In the Spring of 1994, I met the dozen people who were going to help me create a new publication for a new medium.We were feeling pretty elite, the people picked by Wired magazine, which fancied itself the font of digital coolness, to design and launch HotWired, their commercial webzine. As Executive Editor, I thought I was the guy in charge. In the Spring of 94, the team of html jockeys, PhotoShop wizards, audio specialists, network administrators, database architecdts, user interface designers, webmasters, art directors and editors was just beginning to get acquainted.
We all went out to dinner at a Thai restaurant. We were all grinning like fools because we were going to be paid to do something we'd have paid to do. We got to strut around multimedia gulch in our Wiredware, the chosen ones of the digital elite. At the Thai dinner, I was seated next to a slim fellow of nineteen, with blond hair past his shoulders. He was one of the interns who had been chosen from scores of applicants because he had such a cool web page. Justin Hall. Swarthmore sophomore. Creator of the notorious Justin's Links from the Underground, the site that always seems to be up on cool pages, dirty pictures, and net.controversy. He was taking a semester off college to grab a once-in-a-lifetime opportunity.
"And what brings you to HotWired?" I asked. I am not a master at breaking the ice.I immediately decided to like him. Either the guy was such a brazen suckup as to be a genius of the genre, or he was a wiseass who was laying on the irony, or he just said the first thing that came into his mind. In any case, I went for the straightforward audacity of it. He sure blew my icebreaker to oblivion.
"The opportunity to work with you," said Justin, with a straight face, looking me right in the eye.

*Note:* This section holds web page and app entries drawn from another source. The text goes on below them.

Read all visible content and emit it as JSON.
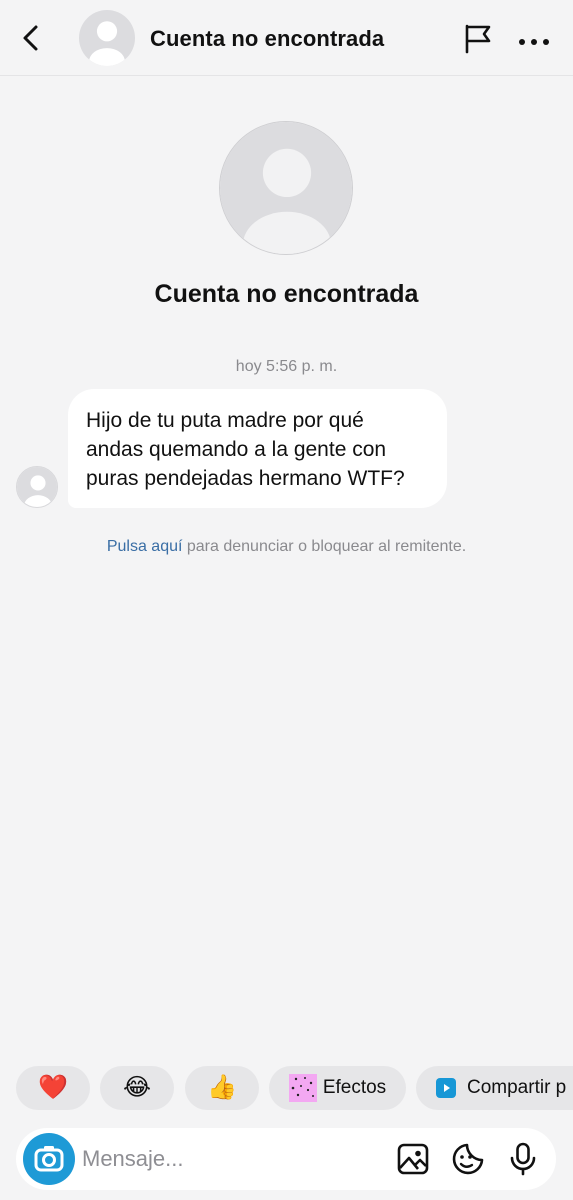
{
  "header": {
    "title": "Cuenta no encontrada",
    "back_icon": "chevron-left-icon",
    "flag_icon": "flag-icon",
    "more_icon": "more-horizontal-icon"
  },
  "profile": {
    "name": "Cuenta no encontrada",
    "avatar_icon": "default-avatar-icon"
  },
  "conversation": {
    "timestamp": "hoy 5:56 p. m.",
    "messages": [
      {
        "sender": "incoming",
        "lines": [
          "Hijo de tu puta madre por qué",
          "andas quemando a la gente con",
          "puras pendejadas hermano WTF?"
        ]
      }
    ],
    "report": {
      "link_text": "Pulsa aquí",
      "rest_text": " para denunciar o bloquear al remitente."
    }
  },
  "quick_reactions": {
    "heart": "❤️",
    "laugh": "😂",
    "thumbs_up": "👍",
    "effects_label": "Efectos",
    "share_label": "Compartir p"
  },
  "composer": {
    "placeholder": "Mensaje...",
    "camera_icon": "camera-icon",
    "gallery_icon": "gallery-icon",
    "sticker_icon": "sticker-icon",
    "mic_icon": "microphone-icon"
  },
  "colors": {
    "background": "#f4f4f5",
    "bubble": "#ffffff",
    "link": "#3a6ea5",
    "camera_button": "#1e9ad6",
    "chip": "#e6e6e8"
  }
}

It turns out that Justin is by nature at the opposite end of the suck-up spectrum. His righteous talent for tweaking authority sometimes overcomes his better judgement. But hell, if you are ever going to let your talent for tweaking authority overcome your better judgement, it's when you are nineteen.
It didn't take me more than a few minutes of working with Justin to realize that his computer skills were far beyond mine. It wasn't just programming. He was a master of PhotoShop, Unix, html, audio formats, all the tools we needed to use to do the job. I would sit down to prepare an image or compose a Web page, and it would take Justin about thirty seconds to get impatient and sweep me aside and take my chair. After my fumbling around, he played the computer and network like Heifetz with a violin. Definitely a virtuoso.
Gary Wolf, who succeeded me as Executive Editor at Hotwired, was there one night when Justin was exercising his virtuosity, and captured the wonder of it in a short email essay that I saved to this day, a year later.
Justin's my guru, and I am his. He's going to show us a view of the world that only a twenty year old iconoclastic smartass virtuoso of the digital arts can show us.
Reports from the Justin Dimension.